The word Sgraffito is the past participle of the Italian word Sgraffire, a word that means to scratch. The word goes back to describe the work done by pre15th century Italian potters, the technique itself goes much farther back. The word describes, in its pure form, redware pottery with decorations etched into a top layer of white clay slip so that the color of the clay comes through. The practice has progressed with a variety of mediums, clays, and slips but still retains the basic technique of scratching off a surface to reveal the colors of what lie beneath.
It is believed that the sgraffito technique was first used during the Sung dynasty (960-1279) in China or by Islamic potters from Syria, Iraq, and Iran. Excavated work of both groups is almost indistinguishable and the question arises as to who influenced who. The Northern Italian potters copied the technique which was initially simply incised patterns. Over the next century the technique evolved into the use of stylized shapes to which was added additional coloring. At this point, this style of Sgraffito work became the standard in Italy.
Western Europe was also introduced to the Sgraffito technique from Persia and the Byzantium World. Trade from Italy during the Renaissance had a big impact in its spread. Potteries in the Netherlands produced sgraffito earthenware for use in the home. Much of the notable sgraffito work done in Europe, especially Germany was created in plaster rather that pottery ware.
Of collectable American pottery, redware pottery embellished with Sgraffito work is some of the rarest. The iron rich clay used is plentiful along the Atlantic Seaboard however early pottery was created for utility. The majority of the Sgraffito redware was produced in the Pennsylvania Dutch region of southeast Pennsylvania and in North Carolina. Decorative sgraffito for the home was popular in the period between 1810 and 1840 but was replaced by fashionable society for new trends around 1870.
An internet search of contemporary Sgraffito pottery turned up reference to the use of the technique in Southwest Traditional Pottery Production. Rosa Gonzales (1900-1989) of the San Ildefonso Pueblo is given credit for using the technique and bringing it into the repertoire of pottery styles used in her pueblo. It can also be seen incorporated into the work by individuals from several Southwest Pueblos.

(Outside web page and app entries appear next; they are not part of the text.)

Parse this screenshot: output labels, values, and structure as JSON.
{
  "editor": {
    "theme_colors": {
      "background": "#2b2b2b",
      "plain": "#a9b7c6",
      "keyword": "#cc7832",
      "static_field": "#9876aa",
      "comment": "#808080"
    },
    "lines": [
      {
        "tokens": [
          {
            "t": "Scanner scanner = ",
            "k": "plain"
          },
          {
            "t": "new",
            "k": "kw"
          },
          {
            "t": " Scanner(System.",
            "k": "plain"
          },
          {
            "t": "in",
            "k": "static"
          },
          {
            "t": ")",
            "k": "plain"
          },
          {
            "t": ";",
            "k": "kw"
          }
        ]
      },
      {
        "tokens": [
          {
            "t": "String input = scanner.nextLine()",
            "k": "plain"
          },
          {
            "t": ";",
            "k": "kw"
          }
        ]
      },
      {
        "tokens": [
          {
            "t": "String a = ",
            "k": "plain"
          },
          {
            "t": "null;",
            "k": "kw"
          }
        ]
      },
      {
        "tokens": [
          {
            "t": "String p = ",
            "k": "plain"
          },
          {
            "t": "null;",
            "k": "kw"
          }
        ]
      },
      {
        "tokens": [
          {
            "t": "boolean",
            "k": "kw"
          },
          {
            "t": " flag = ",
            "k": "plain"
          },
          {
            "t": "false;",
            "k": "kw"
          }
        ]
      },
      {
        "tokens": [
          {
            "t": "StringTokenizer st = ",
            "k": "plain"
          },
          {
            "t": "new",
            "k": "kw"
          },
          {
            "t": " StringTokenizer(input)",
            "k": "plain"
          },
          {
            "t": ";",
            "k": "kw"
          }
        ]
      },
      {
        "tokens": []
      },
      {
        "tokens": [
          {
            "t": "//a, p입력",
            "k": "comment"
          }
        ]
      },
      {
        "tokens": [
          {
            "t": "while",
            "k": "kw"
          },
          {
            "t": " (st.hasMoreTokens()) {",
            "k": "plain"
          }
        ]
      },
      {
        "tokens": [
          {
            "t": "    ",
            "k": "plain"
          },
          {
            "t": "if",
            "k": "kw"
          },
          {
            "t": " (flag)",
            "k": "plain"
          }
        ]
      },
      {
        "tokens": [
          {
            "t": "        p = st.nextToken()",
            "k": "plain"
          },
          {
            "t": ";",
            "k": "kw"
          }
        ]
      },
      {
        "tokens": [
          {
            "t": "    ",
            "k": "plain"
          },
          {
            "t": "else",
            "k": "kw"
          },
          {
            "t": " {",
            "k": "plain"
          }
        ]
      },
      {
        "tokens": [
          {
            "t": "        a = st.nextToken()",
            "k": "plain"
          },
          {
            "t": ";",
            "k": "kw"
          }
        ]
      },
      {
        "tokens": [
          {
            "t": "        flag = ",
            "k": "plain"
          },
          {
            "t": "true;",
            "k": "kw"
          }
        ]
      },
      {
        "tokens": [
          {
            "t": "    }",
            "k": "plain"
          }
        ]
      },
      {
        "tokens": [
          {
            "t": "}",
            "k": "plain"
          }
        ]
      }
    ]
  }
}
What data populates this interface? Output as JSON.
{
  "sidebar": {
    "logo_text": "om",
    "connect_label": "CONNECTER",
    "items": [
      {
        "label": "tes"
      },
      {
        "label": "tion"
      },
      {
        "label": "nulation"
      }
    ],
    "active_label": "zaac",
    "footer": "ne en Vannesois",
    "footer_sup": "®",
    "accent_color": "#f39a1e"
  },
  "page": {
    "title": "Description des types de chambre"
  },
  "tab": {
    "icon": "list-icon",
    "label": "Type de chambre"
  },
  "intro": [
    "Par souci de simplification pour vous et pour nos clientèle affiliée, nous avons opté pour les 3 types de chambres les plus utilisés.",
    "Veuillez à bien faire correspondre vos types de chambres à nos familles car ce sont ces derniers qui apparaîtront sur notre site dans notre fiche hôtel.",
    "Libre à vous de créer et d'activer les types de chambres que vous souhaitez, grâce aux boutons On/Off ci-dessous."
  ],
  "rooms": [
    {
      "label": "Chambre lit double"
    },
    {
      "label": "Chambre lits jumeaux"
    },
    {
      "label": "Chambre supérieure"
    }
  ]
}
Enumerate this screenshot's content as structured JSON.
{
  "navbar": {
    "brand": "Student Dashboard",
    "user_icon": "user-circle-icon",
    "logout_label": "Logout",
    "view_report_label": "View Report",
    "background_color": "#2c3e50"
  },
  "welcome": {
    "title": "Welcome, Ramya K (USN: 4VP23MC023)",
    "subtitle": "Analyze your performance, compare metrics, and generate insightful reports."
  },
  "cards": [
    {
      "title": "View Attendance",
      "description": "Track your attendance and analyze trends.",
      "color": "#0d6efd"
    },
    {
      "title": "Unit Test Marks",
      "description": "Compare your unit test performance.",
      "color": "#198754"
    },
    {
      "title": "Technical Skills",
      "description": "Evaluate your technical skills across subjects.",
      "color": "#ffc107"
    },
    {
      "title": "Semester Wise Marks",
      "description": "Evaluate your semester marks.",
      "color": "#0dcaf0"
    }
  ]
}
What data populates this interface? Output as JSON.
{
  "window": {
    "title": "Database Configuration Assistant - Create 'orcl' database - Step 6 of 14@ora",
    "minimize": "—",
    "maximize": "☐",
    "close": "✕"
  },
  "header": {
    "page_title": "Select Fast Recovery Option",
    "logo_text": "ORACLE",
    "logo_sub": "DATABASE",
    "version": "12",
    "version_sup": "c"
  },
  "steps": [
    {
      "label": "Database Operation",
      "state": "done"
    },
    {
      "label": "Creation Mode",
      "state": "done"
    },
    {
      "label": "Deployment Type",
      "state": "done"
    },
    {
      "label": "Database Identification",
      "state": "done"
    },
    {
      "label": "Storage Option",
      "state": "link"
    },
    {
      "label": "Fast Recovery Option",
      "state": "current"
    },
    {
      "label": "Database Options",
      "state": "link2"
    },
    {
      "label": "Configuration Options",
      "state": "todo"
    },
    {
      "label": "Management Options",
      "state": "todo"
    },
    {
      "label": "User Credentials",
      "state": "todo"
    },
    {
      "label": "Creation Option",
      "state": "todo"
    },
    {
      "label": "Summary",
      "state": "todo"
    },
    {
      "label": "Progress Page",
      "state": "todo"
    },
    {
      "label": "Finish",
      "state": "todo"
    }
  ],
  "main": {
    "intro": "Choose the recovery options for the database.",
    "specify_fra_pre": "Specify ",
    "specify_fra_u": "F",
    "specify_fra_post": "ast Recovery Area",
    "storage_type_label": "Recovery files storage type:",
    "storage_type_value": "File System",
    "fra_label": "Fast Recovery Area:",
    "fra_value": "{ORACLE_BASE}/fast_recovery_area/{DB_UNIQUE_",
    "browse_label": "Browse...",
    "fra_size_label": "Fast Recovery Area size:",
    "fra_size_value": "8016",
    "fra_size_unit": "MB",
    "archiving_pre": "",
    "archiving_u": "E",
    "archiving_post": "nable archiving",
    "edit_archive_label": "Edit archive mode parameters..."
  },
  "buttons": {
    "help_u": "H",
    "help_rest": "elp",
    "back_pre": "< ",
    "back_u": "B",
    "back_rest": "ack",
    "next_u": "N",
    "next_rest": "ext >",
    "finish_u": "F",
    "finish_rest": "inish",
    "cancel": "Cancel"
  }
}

As with all art forms, contemporary potters have fused practices of the past with the variety and wide availability of new products. Individuals use their knowledge, talent, and creativity to put their own stamp on their work wherever they stay true to tradition or fuse old technique with new. In contemporary pottery, Sgraffito work can be found as the singular means of decoration or part of a fusion of multiple decorative processes.